long-term change, even though it has never been intended for
The tools (tests) used in Dynamic Assessment are called instruments.
The Learning Propensity Assessment Device (LPAD) and the Dynamic
Assessment of Young Children (DAYC) are two sets of such instruments.
The are constructed to assess a wide range of functioning
(ranging from memory and attention processes and need for
precision to higher level thinking processes, such as hypothetical
reasoning, as well as to output functions, such as use of
precise language), in visual, figural, numerical and language
modalities. They are relatively culture-free and require only
limited content knowledge. They are, thus, uniquely suited
to students from different cultures or students of low socio-economic
background. In any case, the assessor is free during the intervention
phase to teach concepts, language and background knowledge,
Most of the instruments can also be used for group assessment,
making Dynamic Assessment not only a rich and positive experience,
but also a cost effective means of assessment.
In order to begin the Dynamic Assessment journey, training
is required (about 1 week), in the theoretical foundations,
the administration and interpretation of the instruments,
in mediated learning and in reporting the results.
The ‘payoffs’ can be manifold, and range from
an increase in skills to greater understanding of cognitive
functions to renewed joy in the assessment process. It is,
in the end, as much a professional as a personal journey.
Parents as Mediators
Parents learn how to use the
principles of mediated learning to facilitate their childrens'
social, emotional and cognitive development using daily life
events and the families' cultural heritage. This program is
offered from time to time at parents' request.

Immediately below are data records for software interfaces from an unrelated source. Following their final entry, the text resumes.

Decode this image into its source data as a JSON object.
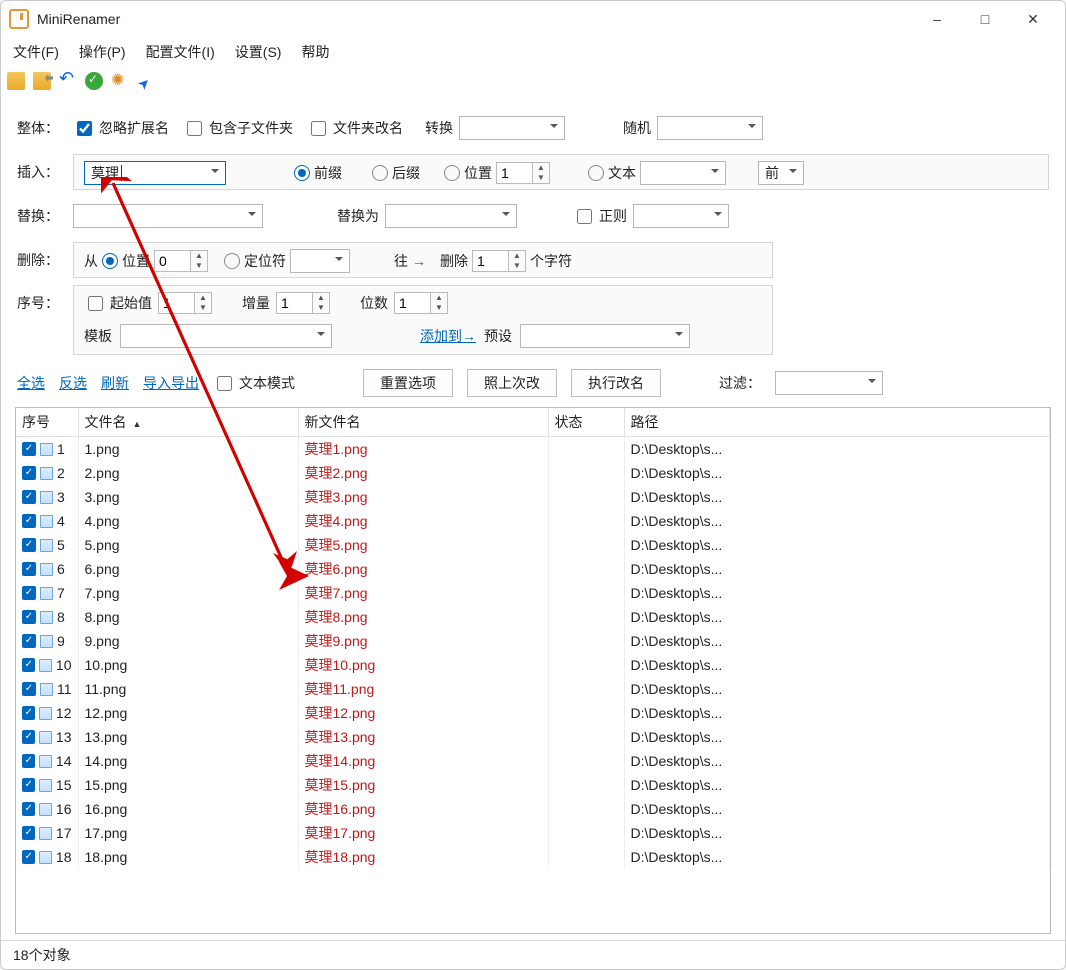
{
  "title": "MiniRenamer",
  "menu": {
    "file": "文件(F)",
    "action": "操作(P)",
    "config": "配置文件(I)",
    "settings": "设置(S)",
    "help": "帮助"
  },
  "labels": {
    "overall": "整体：",
    "ignoreExt": "忽略扩展名",
    "includeSub": "包含子文件夹",
    "folderRename": "文件夹改名",
    "convert": "转换",
    "random": "随机",
    "insert": "插入：",
    "prefix": "前缀",
    "suffix": "后缀",
    "position": "位置",
    "text": "文本",
    "front": "前",
    "replace": "替换：",
    "replaceTo": "替换为",
    "regex": "正则",
    "delete": "删除：",
    "from": "从",
    "pos": "位置",
    "locator": "定位符",
    "to": "往",
    "delCount": "删除",
    "nChars": "个字符",
    "seq": "序号：",
    "startVal": "起始值",
    "increment": "增量",
    "digits": "位数",
    "template": "模板",
    "addTo": "添加到→",
    "preset": "预设",
    "selectAll": "全选",
    "inverse": "反选",
    "refresh": "刷新",
    "importExport": "导入导出",
    "textMode": "文本模式",
    "resetOptions": "重置选项",
    "asLastTime": "照上次改",
    "execute": "执行改名",
    "filter": "过滤："
  },
  "values": {
    "insertText": "莫理",
    "posVal": "1",
    "fromPos": "0",
    "delCount": "1",
    "startVal": "1",
    "increment": "1",
    "digits": "1",
    "arrowTo": "→"
  },
  "columns": {
    "idx": "序号",
    "name": "文件名",
    "newName": "新文件名",
    "status": "状态",
    "path": "路径"
  },
  "rows": [
    {
      "n": "1",
      "name": "1.png",
      "new": "莫理1.png",
      "path": "D:\\Desktop\\s..."
    },
    {
      "n": "2",
      "name": "2.png",
      "new": "莫理2.png",
      "path": "D:\\Desktop\\s..."
    },
    {
      "n": "3",
      "name": "3.png",
      "new": "莫理3.png",
      "path": "D:\\Desktop\\s..."
    },
    {
      "n": "4",
      "name": "4.png",
      "new": "莫理4.png",
      "path": "D:\\Desktop\\s..."
    },
    {
      "n": "5",
      "name": "5.png",
      "new": "莫理5.png",
      "path": "D:\\Desktop\\s..."
    },
    {
      "n": "6",
      "name": "6.png",
      "new": "莫理6.png",
      "path": "D:\\Desktop\\s..."
    },
    {
      "n": "7",
      "name": "7.png",
      "new": "莫理7.png",
      "path": "D:\\Desktop\\s..."
    },
    {
      "n": "8",
      "name": "8.png",
      "new": "莫理8.png",
      "path": "D:\\Desktop\\s..."
    },
    {
      "n": "9",
      "name": "9.png",
      "new": "莫理9.png",
      "path": "D:\\Desktop\\s..."
    },
    {
      "n": "10",
      "name": "10.png",
      "new": "莫理10.png",
      "path": "D:\\Desktop\\s..."
    },
    {
      "n": "11",
      "name": "11.png",
      "new": "莫理11.png",
      "path": "D:\\Desktop\\s..."
    },
    {
      "n": "12",
      "name": "12.png",
      "new": "莫理12.png",
      "path": "D:\\Desktop\\s..."
    },
    {
      "n": "13",
      "name": "13.png",
      "new": "莫理13.png",
      "path": "D:\\Desktop\\s..."
    },
    {
      "n": "14",
      "name": "14.png",
      "new": "莫理14.png",
      "path": "D:\\Desktop\\s..."
    },
    {
      "n": "15",
      "name": "15.png",
      "new": "莫理15.png",
      "path": "D:\\Desktop\\s..."
    },
    {
      "n": "16",
      "name": "16.png",
      "new": "莫理16.png",
      "path": "D:\\Desktop\\s..."
    },
    {
      "n": "17",
      "name": "17.png",
      "new": "莫理17.png",
      "path": "D:\\Desktop\\s..."
    },
    {
      "n": "18",
      "name": "18.png",
      "new": "莫理18.png",
      "path": "D:\\Desktop\\s..."
    }
  ],
  "statusbar": "18个对象"
}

Please phone to inquire about tutors in your area. Most tutors
will work in the home, some tutoring occurs at the Centre.
We employ mediation and cognitive program tutoring.